“A legal assistant or paralegal is a person, qualified by education, training or work experience who is employed or retained by a lawyer, law office, corporation, governmental agency or other entity and who performs specifically delegated substantive legal work for which a lawyer is responsible.”* Courtesy of the America Bar Association Standing Committee on Paralegals
Monica was impressed by Sally Dahlquist, the Paralegal program’s director, and how hard she works. “Sometimes Sally didn’t even have time for lunch,” she said. “She has to deal with so many people everyday, but she keeps everything perfectly organized. And she can remember every student. Although she was busy, she always had time for me. She was very approachable. I went to her a lot for advice, both academically and personally—and she gave me a lot of good advice. It takes a lot to do her job, and Sally does it wonderfully.”
Shanghai is a place Sally Dahlquist has in common with Monica, having visited the city in 1980, or about the time free market reforms got underway. Sally recalls Monica as very friendly and equipped with a “wonderfully positive attitude.”
“She really wants to do her best,” Sally said, “and you can see it in everything she does. I was also impressed by how Monica is so appreciative of anything you do for her.”
Sally’s job as director of the Paralegal program allows her to work closely with students during their 180-hour internships. “You focus on each student individually, learning their skills and areas of interest,” she said. “Then you go out and find a good fit. I love it. The students are so excited. They really want to do well.”
Sally noted that supervisors at internship sites are happy to serve as mentors to their paralegal interns. “I hear from site supervisors almost every day,” she said. “They always seem to learn something new from our students—and they find that their practices are energized by the enthusiasm our students bring to their internships. We train our students to do what they are actually going to do in a law office—and that shows on the job.”

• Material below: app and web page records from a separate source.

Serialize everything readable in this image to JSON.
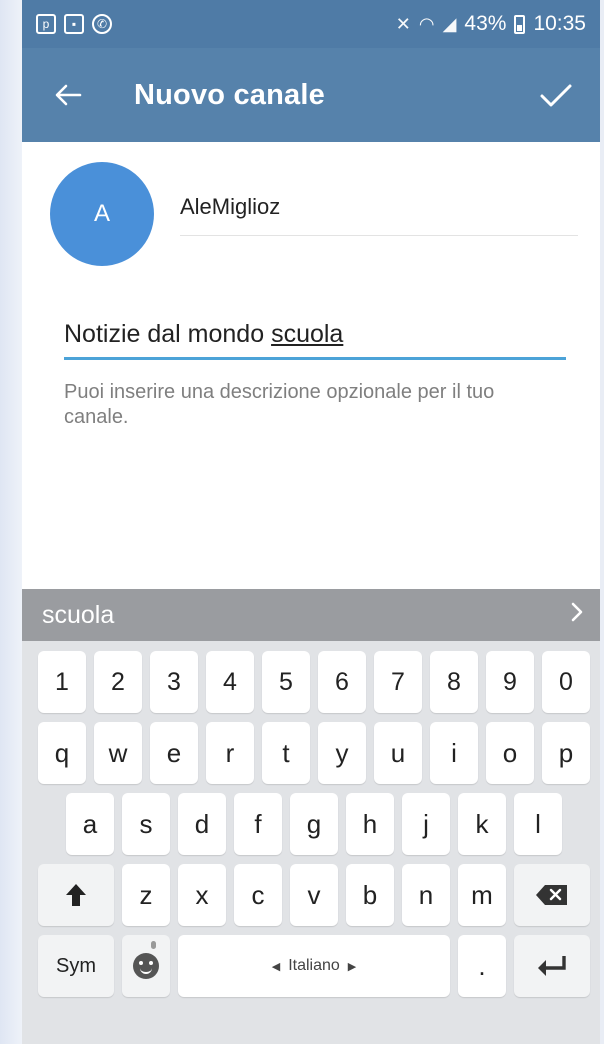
{
  "status_bar": {
    "left_icons": [
      "p-icon",
      "gallery-icon",
      "whatsapp-icon"
    ],
    "battery_percent": "43%",
    "time": "10:35"
  },
  "app_bar": {
    "title": "Nuovo canale"
  },
  "profile": {
    "avatar_initial": "A",
    "name_value": "AleMiglioz"
  },
  "description": {
    "value_prefix": "Notizie dal mondo ",
    "value_underlined": "scuola",
    "hint": "Puoi inserire una descrizione opzionale per il tuo canale."
  },
  "suggestion_bar": {
    "suggestion": "scuola",
    "expand_symbol": "›"
  },
  "keyboard": {
    "row_numbers": [
      "1",
      "2",
      "3",
      "4",
      "5",
      "6",
      "7",
      "8",
      "9",
      "0"
    ],
    "row_top": [
      "q",
      "w",
      "e",
      "r",
      "t",
      "y",
      "u",
      "i",
      "o",
      "p"
    ],
    "row_middle": [
      "a",
      "s",
      "d",
      "f",
      "g",
      "h",
      "j",
      "k",
      "l"
    ],
    "row_bottom": [
      "z",
      "x",
      "c",
      "v",
      "b",
      "n",
      "m"
    ],
    "sym_label": "Sym",
    "space_label": "Italiano",
    "period_label": "."
  }
}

As for missing lunch, Sally admitted that sometimes happens. She also pointed out that Monica brought her lunch one day, a traditional Chinese meal she made herself. “That lunch was delicious,” Sally said with a smile.
“We train our students to do what they are actually going to do in a law office —and that shows on the job.” — Sally Dahlquist, Paralegal program director

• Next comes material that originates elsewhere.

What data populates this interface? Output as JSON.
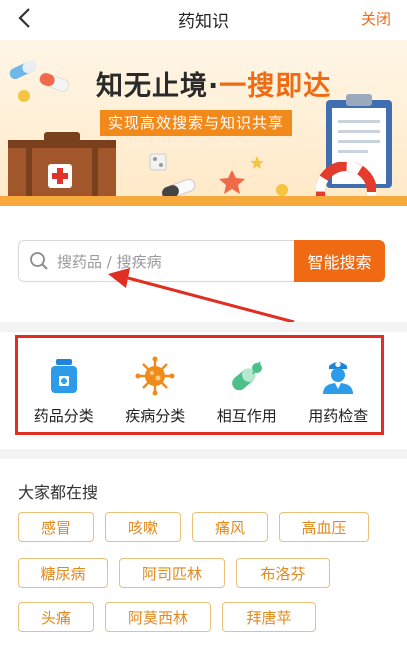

Monica graduated from Inver Hills in fall 2013, earning an A.S. degree from the Paralegal program. She quickly decided that she wanted to continue her education. With letters of recommendation from Sally Dahlquist, Carol Schoen and Mary McLaughlin, she enrolled in the LL.M. program at William Mitchell College of Law in St. Paul, Minn.
“The LL.M. (Master of Laws) program is a one-year degree program that provides foreign lawyers or foreign law-educated people with a rigorous academic experience, exposing them to a broad array of legal skills and knowledge,” said Monica, who is gearing up to take the LSAT, or Law School Admission Test, this summer. “My plan is to complete the LL.M. program and then go on to earn my J.D. and pass the bar. I want to practice intellectual property law with direct connections to business in China. Becoming a lawyer will fulfill a lifelong dream.”
When she isn’t studying, Monica enjoys playing golf with her husband. She reported with a smile that he is crazy about the sport and quite good. She excels at Ping-Pong, using her technical deftness to overmatch the power game of her husband. She reads nonfiction, mostly geography and history. And she loves spending time with Peony, the couple’s 5-year-old daughter.
For more information about the Paralegal program at Inver Hills Community College, contact:
- Sally Dahlquist, J.D.
Paralegal Program Director
- Mary McLaughlin, J.D.
Paralegal Program Instructor
For more information about the Inver Hills Alumni Association, contact:
- Mary Dimick